Dam issue jams Klamath settlement
company process independent of stakeholders' agreement
Perkowski, Capital Press 5/30/08
of a settlement agreement between irrigators and tribes in the
Klamath basin is up in the air as the prospect of dam removal,
seen as key to the deal, remains foggy.
Five months after irrigators and tribes struck an agreement
that would end legal disputes over water rights between the
groups, the deal hasn't moved forward, largely because four
hydroelectric dams along the Klamath river appear likely to
remain intact for the foreseeable future.
PacifiCorp, the electric utility that owns the dams, isn't
willing to remove the dams unless the federal government
absolves the company's rate-payers of liability if anything
goes wrong and reimburses them for higher rates.
"They need to cover our customers' risks and costs," said Art
Sasse, spokesman for the company.
Sasse said the perception that PacifiCorp is holding up the
settlement is untrue, since the utility's dam relicensing
process with the Federal Energy Regulatory Commission is
independent of the agreement hammered out by tribes,
irrigators, federal agencies and conservation groups.
"That's not our deal," he said.
PacifiCorp will abide by the relicensing requirements, which
may or may not involve dam removal, he said. Typically, the
relicensing process lasts about 10 to 15 years, and the
company applied for a new license for the Klamath
Hydroelectric Project in 2004, Sasse said.
"We're talking years down the road" before a final decision is
made, he said.
Of the last six hydroelectric projects that PacifiCorp had
applied to relicense, half were decommissioned, Sasse said.
Fish ladders were installed at the remaining projects, Sasse
No matter how persuasive settlement stakeholders are, dam
removal will ultimately hinge on the impact to PacifiCorp's
bottom line, said Greg Addington, executive director of the
Klamath Water Users Association.
"It's going to have to be a business decision," he said.
The settlement stakeholders will continue pressing for dam
removal, but even if the dams remain in place, Addington said,
elements of the agreement could remain viable.
Before the settlement, irrigators, tribes and conservationists
were usually at each others' throats in court, he said. Their
newly forged coalition is unlikely to break up, regardless of
the dams' fate, Addington said.
"If this thing goes away, we're not just going to stop talking
to each other," he said.

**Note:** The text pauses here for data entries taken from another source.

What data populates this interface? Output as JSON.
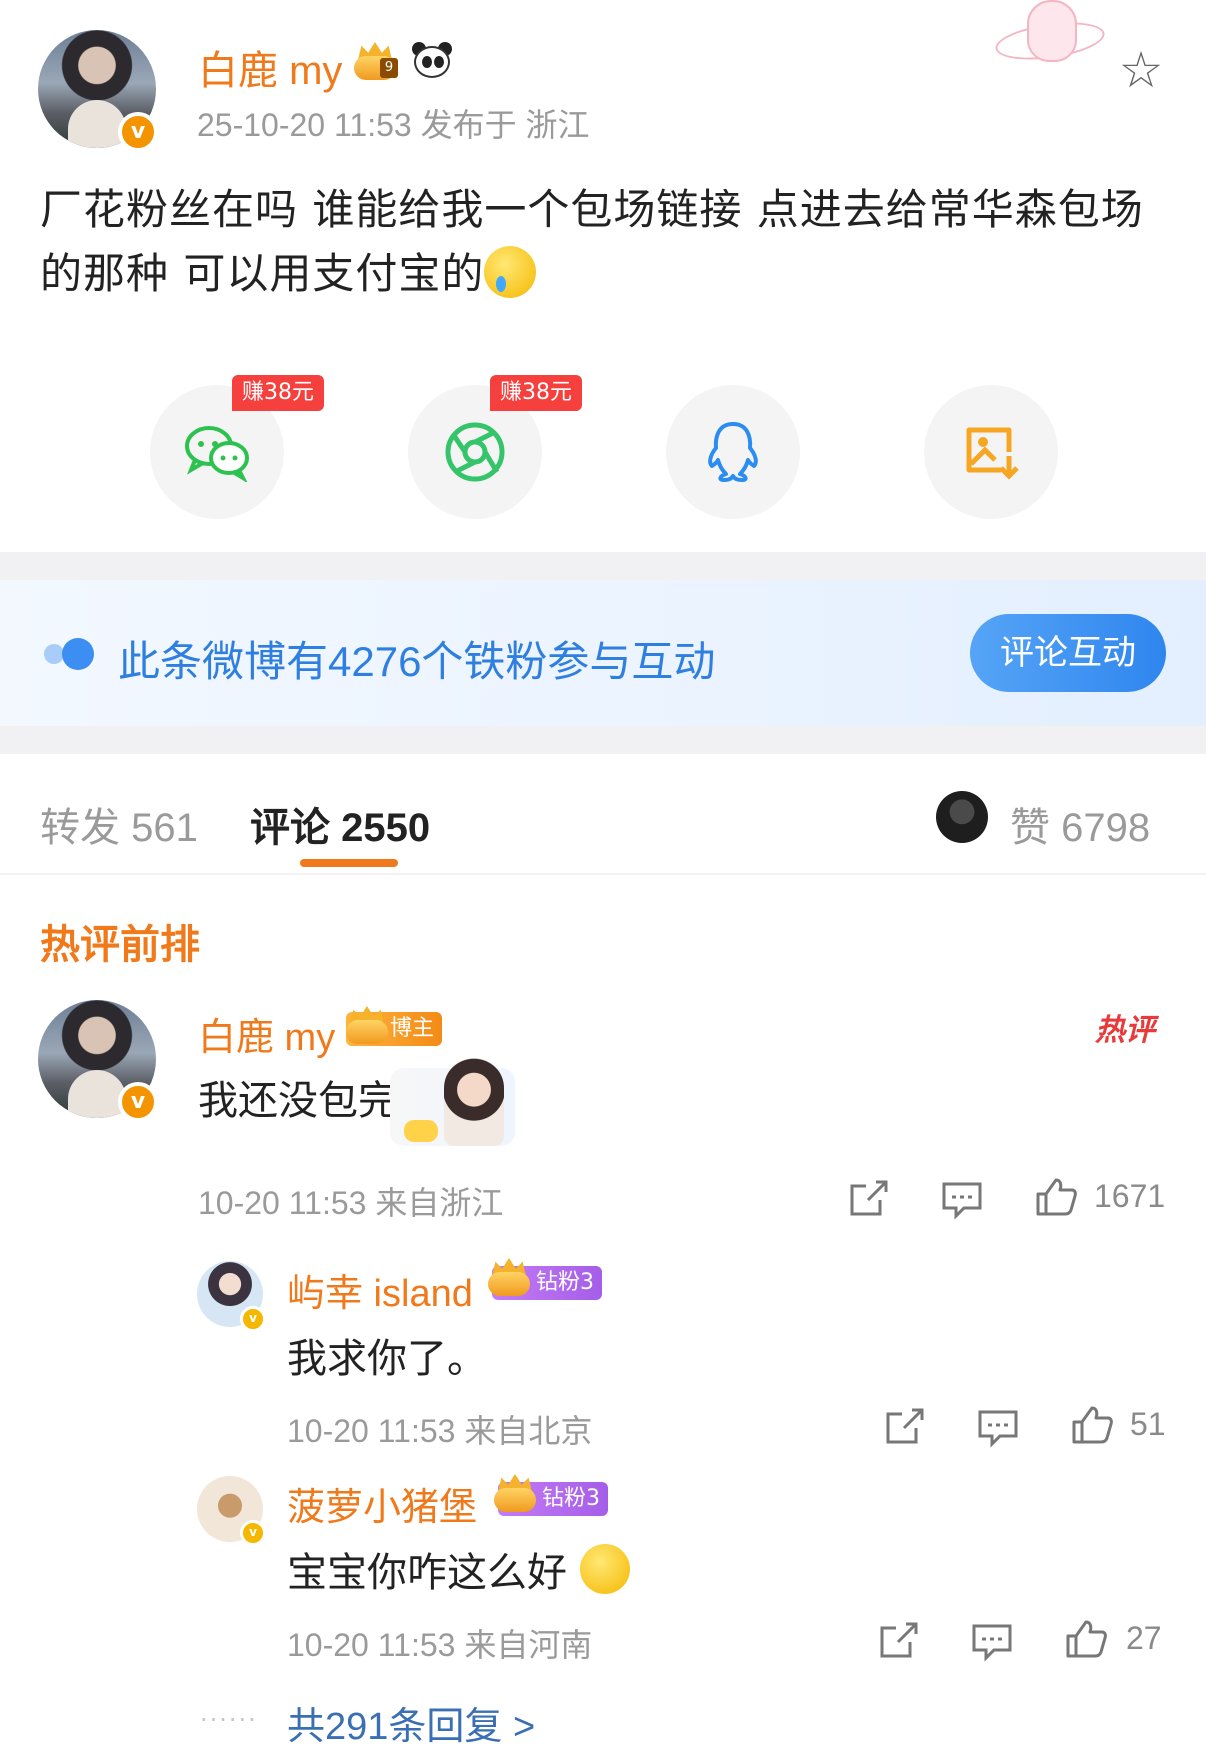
{
  "post": {
    "author": "白鹿 my",
    "author_level": "9",
    "meta": "25-10-20 11:53  发布于 浙江",
    "text": "厂花粉丝在吗 谁能给我一个包场链接 点进去给常华森包场的那种 可以用支付宝的",
    "emoji": "crying-face"
  },
  "share": {
    "earn_badge_wechat": "赚38元",
    "earn_badge_moments": "赚38元",
    "items": [
      "wechat",
      "wechat-moments",
      "qq",
      "save-image"
    ]
  },
  "fan_banner": {
    "text": "此条微博有4276个铁粉参与互动",
    "cta": "评论互动"
  },
  "tabs": {
    "repost_label": "转发",
    "repost_count": "561",
    "comment_label": "评论",
    "comment_count": "2550",
    "like_label": "赞",
    "like_count": "6798"
  },
  "hot": {
    "title": "热评前排",
    "tag": "热评"
  },
  "top_comment": {
    "author": "白鹿 my",
    "badge": "博主",
    "text": "我还没包完",
    "meta": "10-20 11:53  来自浙江",
    "likes": "1671"
  },
  "replies": [
    {
      "author": "屿幸 island",
      "badge": "钻粉3",
      "text": "我求你了。",
      "meta": "10-20 11:53  来自北京",
      "likes": "51"
    },
    {
      "author": "菠萝小猪堡",
      "badge": "钻粉3",
      "text": "宝宝你咋这么好",
      "meta": "10-20 11:53  来自河南",
      "likes": "27"
    }
  ],
  "more_replies": "共291条回复 >",
  "colors": {
    "accent_orange": "#f07a1b",
    "link_blue": "#2f7fe0",
    "fan_chip_purple": "#b46cf0",
    "hot_red": "#e83a3a"
  }
}
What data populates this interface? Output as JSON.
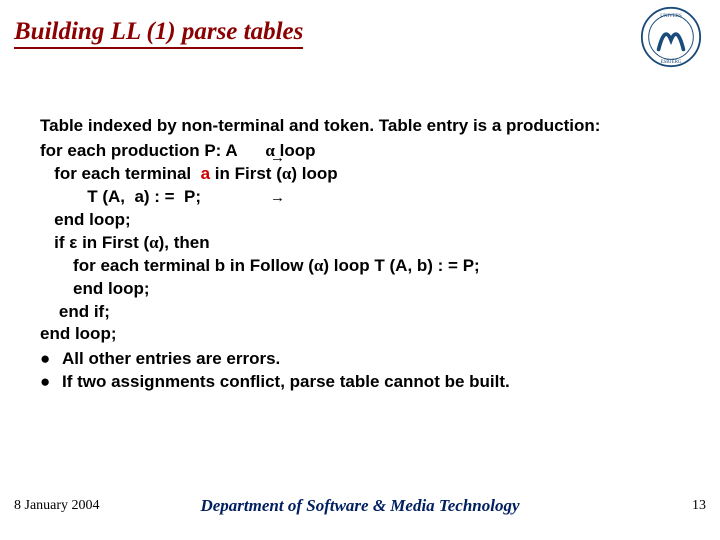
{
  "title": "Building  LL (1) parse tables",
  "intro": "Table indexed by non-terminal and token. Table entry is a production:",
  "code": {
    "l1a": "for each production P: A      ",
    "l1b": " loop",
    "l2a": "   for each terminal  ",
    "l2_a": "a",
    "l2b": " in First (",
    "l2c": ") loop",
    "l3": "          T (A,  a) : =  P;",
    "l4": "   end loop;",
    "l5a": "   if ",
    "l5eps": "ε",
    "l5b": " in First (",
    "l5c": "), then",
    "l6a": "       for each terminal b in Follow (",
    "l6b": ") loop T (A, b) : = P;",
    "l7": "       end loop;",
    "l8": "    end if;",
    "l9": "end loop;"
  },
  "alpha": "α",
  "bullets": [
    "All other entries are errors.",
    "If two assignments conflict, parse table cannot be built."
  ],
  "footer": {
    "date": "8 January 2004",
    "dept": "Department of Software & Media Technology",
    "page": "13"
  },
  "arrows": {
    "a1": "→",
    "a2": "→"
  }
}
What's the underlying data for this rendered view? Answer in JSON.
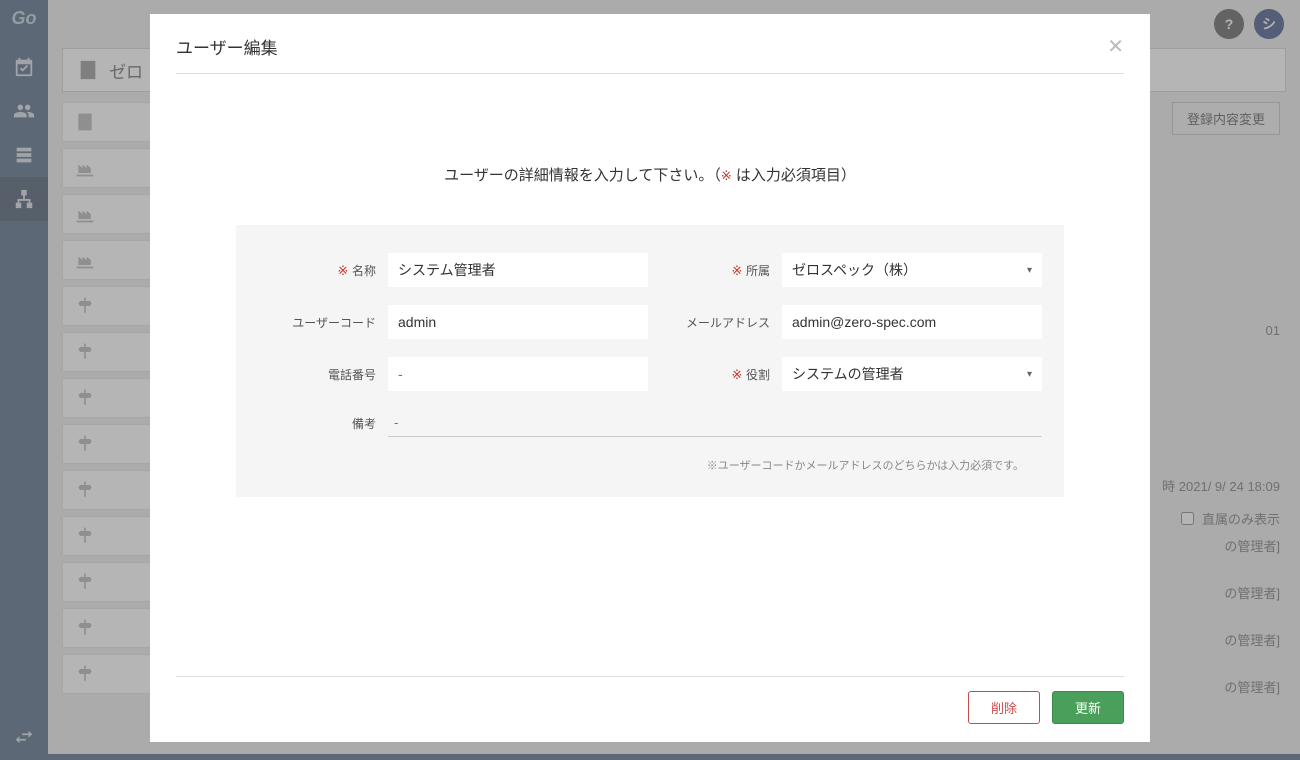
{
  "sidebar": {
    "logo": "Go"
  },
  "topbar": {
    "help": "?",
    "avatar": "シ"
  },
  "header": {
    "title": "ゼロ"
  },
  "right": {
    "change_btn": "登録内容変更",
    "code": "01",
    "timestamp": "時 2021/ 9/ 24 18:09",
    "direct_only": "直属のみ表示",
    "row1": "の管理者]",
    "row2": "の管理者]",
    "row3": "の管理者]",
    "row4": "の管理者]"
  },
  "modal": {
    "title": "ユーザー編集",
    "instruction_pre": "ユーザーの詳細情報を入力して下さい。（",
    "instruction_req": "※",
    "instruction_post": " は入力必須項目）",
    "labels": {
      "name": "※ 名称",
      "affiliation": "※ 所属",
      "user_code": "ユーザーコード",
      "email": "メールアドレス",
      "phone": "電話番号",
      "role": "※ 役割",
      "remark": "備考"
    },
    "values": {
      "name": "システム管理者",
      "affiliation": "ゼロスペック（株）",
      "user_code": "admin",
      "email": "admin@zero-spec.com",
      "phone": "",
      "role": "システムの管理者",
      "remark": ""
    },
    "placeholders": {
      "phone": "-",
      "remark": "-"
    },
    "note": "※ユーザーコードかメールアドレスのどちらかは入力必須です。",
    "buttons": {
      "delete": "削除",
      "update": "更新"
    }
  }
}
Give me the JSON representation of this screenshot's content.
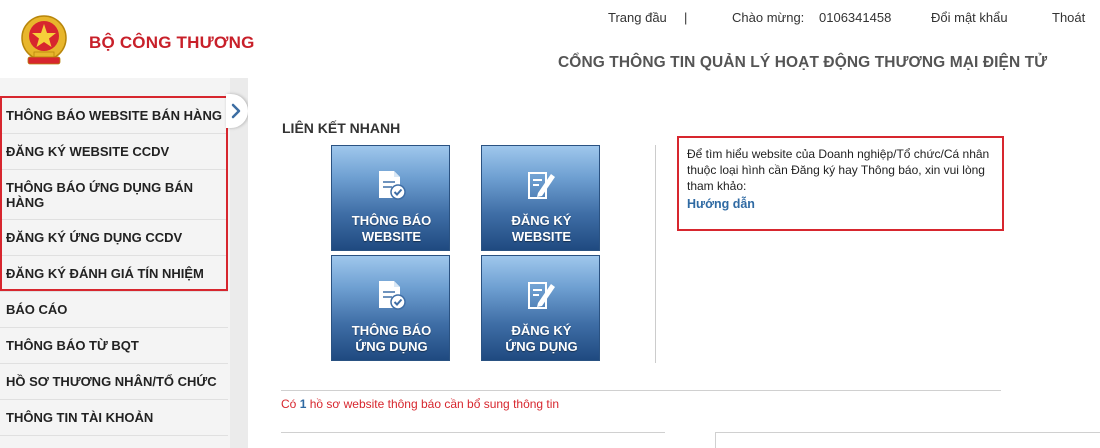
{
  "header": {
    "org_name": "BỘ CÔNG THƯƠNG",
    "portal_title": "CỔNG THÔNG TIN QUẢN LÝ HOẠT ĐỘNG THƯƠNG MẠI ĐIỆN TỬ",
    "logo_icon": "national-emblem-icon",
    "nav": {
      "home": "Trang đầu",
      "separator": "|",
      "greeting": "Chào mừng:",
      "username": "0106341458",
      "change_password": "Đổi mật khẩu",
      "logout": "Thoát"
    }
  },
  "sidebar": {
    "items": [
      {
        "label": "THÔNG BÁO WEBSITE BÁN HÀNG"
      },
      {
        "label": "ĐĂNG KÝ WEBSITE CCDV"
      },
      {
        "label": "THÔNG BÁO ỨNG DỤNG BÁN HÀNG"
      },
      {
        "label": "ĐĂNG KÝ ỨNG DỤNG CCDV"
      },
      {
        "label": "ĐĂNG KÝ ĐÁNH GIÁ TÍN NHIỆM"
      },
      {
        "label": "BÁO CÁO"
      },
      {
        "label": "THÔNG BÁO TỪ BQT"
      },
      {
        "label": "HỒ SƠ THƯƠNG NHÂN/TỔ CHỨC"
      },
      {
        "label": "THÔNG TIN TÀI KHOẢN"
      }
    ],
    "collapse_icon": "chevron-right-icon"
  },
  "quick_links": {
    "title": "LIÊN KẾT NHANH",
    "tiles": [
      {
        "line1": "THÔNG BÁO",
        "line2": "WEBSITE",
        "icon": "document-check-icon"
      },
      {
        "line1": "ĐĂNG KÝ",
        "line2": "WEBSITE",
        "icon": "document-edit-icon"
      },
      {
        "line1": "THÔNG BÁO",
        "line2": "ỨNG DỤNG",
        "icon": "document-check-icon"
      },
      {
        "line1": "ĐĂNG KÝ",
        "line2": "ỨNG DỤNG",
        "icon": "document-edit-icon"
      }
    ]
  },
  "info": {
    "text": "Để tìm hiểu website của Doanh nghiệp/Tổ chức/Cá nhân thuộc loại hình cần Đăng ký hay Thông báo, xin vui lòng tham khảo:",
    "link": "Hướng dẫn"
  },
  "notice": {
    "prefix": "Có",
    "count": "1",
    "suffix": "hồ sơ website thông báo cần bổ sung thông tin"
  },
  "colors": {
    "brand_red": "#c8202a",
    "highlight_red": "#d7262e",
    "link_blue": "#2f6aa3",
    "tile_dark_blue": "#1f4a80"
  }
}
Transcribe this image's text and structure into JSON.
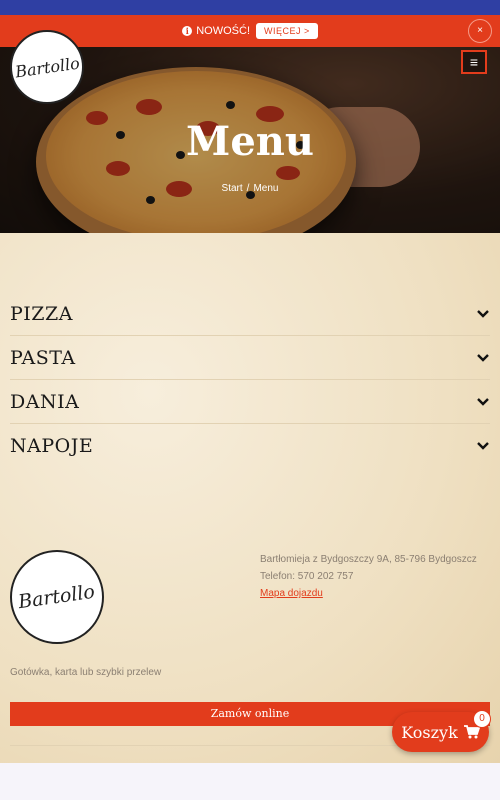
{
  "promo": {
    "label": "NOWOŚĆ!",
    "more_label": "WIĘCEJ >",
    "close_label": "×",
    "info_icon": "info-icon"
  },
  "brand": {
    "name": "Bartollo",
    "accent": "#e23c1c",
    "topbar": "#2f3fa3"
  },
  "nav": {
    "menu_icon": "hamburger-icon",
    "menu_glyph": "≡"
  },
  "hero": {
    "title": "Menu",
    "breadcrumb": {
      "home": "Start",
      "separator": "/",
      "current": "Menu"
    }
  },
  "categories": [
    {
      "label": "PIZZA"
    },
    {
      "label": "PASTA"
    },
    {
      "label": "DANIA"
    },
    {
      "label": "NAPOJE"
    }
  ],
  "footer": {
    "address": "Bartłomieja z Bydgoszczy 9A, 85-796 Bydgoszcz",
    "phone": "Telefon: 570 202 757",
    "map_link": "Mapa dojazdu",
    "payment": "Gotówka, karta lub szybki przelew",
    "order_button": "Zamów online"
  },
  "cart": {
    "label": "Koszyk",
    "count": "0",
    "icon": "shopping-cart-icon"
  }
}
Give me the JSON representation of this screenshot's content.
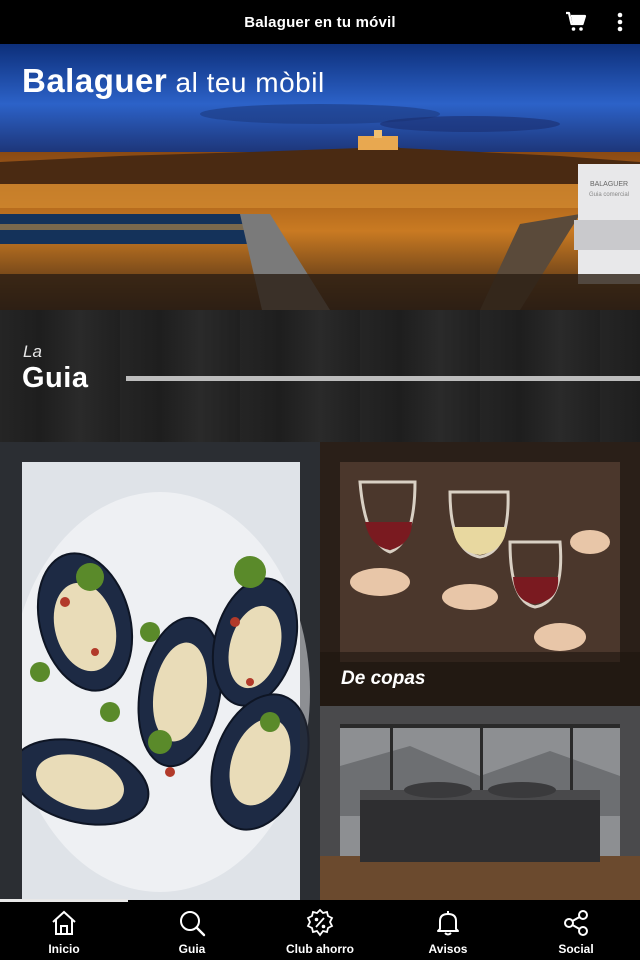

Even from the financial perspective, though, PacifiCorp may
come around to the settlement stakeholders' point of view,
said Regina Chichizola, spokeswoman for the Klamath
The environmental group has worked closely with several
Klamath-area tribes to advocate for dam removal.
"It seems like the economic arguments are very much on the
side of dam removal," she said, pointing to a 2006 California
Energy Commission study that found removal would be $80
million to $200 million cheaper than building fish ladders.
The delay in the settlement's implementation, however, may
have negative repercussions even if the dams are
Since early 2007, the number of similar water rights'
settlements between irrigators and tribes has grown from two
to 13, said Dan Keppen, executive director of the Family Farm
Most of these settlements also ask the government to fund
restoration programs, he said. That means the $985 million
Klamath settlement would need to stand in a long queue for
money, Keppen said.
"They're going to be competing with other settlements," he
said. "Settlements are starting to pop up all over the West.
... More and more, it's becoming accepted that this is how
(water) disputes are settled."
Apart from these challenges, the settlement has also drawn the
ire of Siskiyou County, Calif., which is opposed to dam
That eventuality would be especially distressing if PacifiCorp
doesn't have to bear responsibility for negative effects, said
Marcia Armstrong, a district supervisor with the county.
"You could have massive destruction downstream," she said.
The county is worried that carcinogens in the 20 million
metric tons of sediment behind the four dams would threaten
fish, wildlife and people who use the Klamath River, she said.
"It's like having a poison river running through your
community," she said.
Created by log transport on the river, the dioxins in the
sediment are "bioaccumulative," meaning they travel up the
food chain, Armstrong said. The effect of dam removal on
sediment buildup simply isn't well understood, she said.
"This would be the largest dam removal project in the U.S.,
and the studies haven't been done," said Armstrong. "Not all
would go downstream, but there hasn't been a study on how it
would move downstream. We think it's premature."
The settlement agreement has also met with disapproval from
the Hoopa Valley tribe, which believes the deal makes
irrigation a higher priority than fish protection.
The Klamath Off-Project Water Users also oppose the terms of
the settlement, said Edward Bartell, a grower and president of
"We see it as directly targeting off-project interests," he
While the deal contains assurances for irrigators within the
Klamath Project, it doesn't offer similar protection for
off-project water use, Bartell said. Also, the agreement
doesn't allocate enough money for electricity generation to
keep power rates low, he said.
Contrary to its initial purpose, the settlement did not bring
off-project interests into consideration, Bartell said. "They
decided to divide up their chips rather than abide by their
agreements with us."
Staff writer Mateusz Perkowski is based in Salem, Ore. E-mail: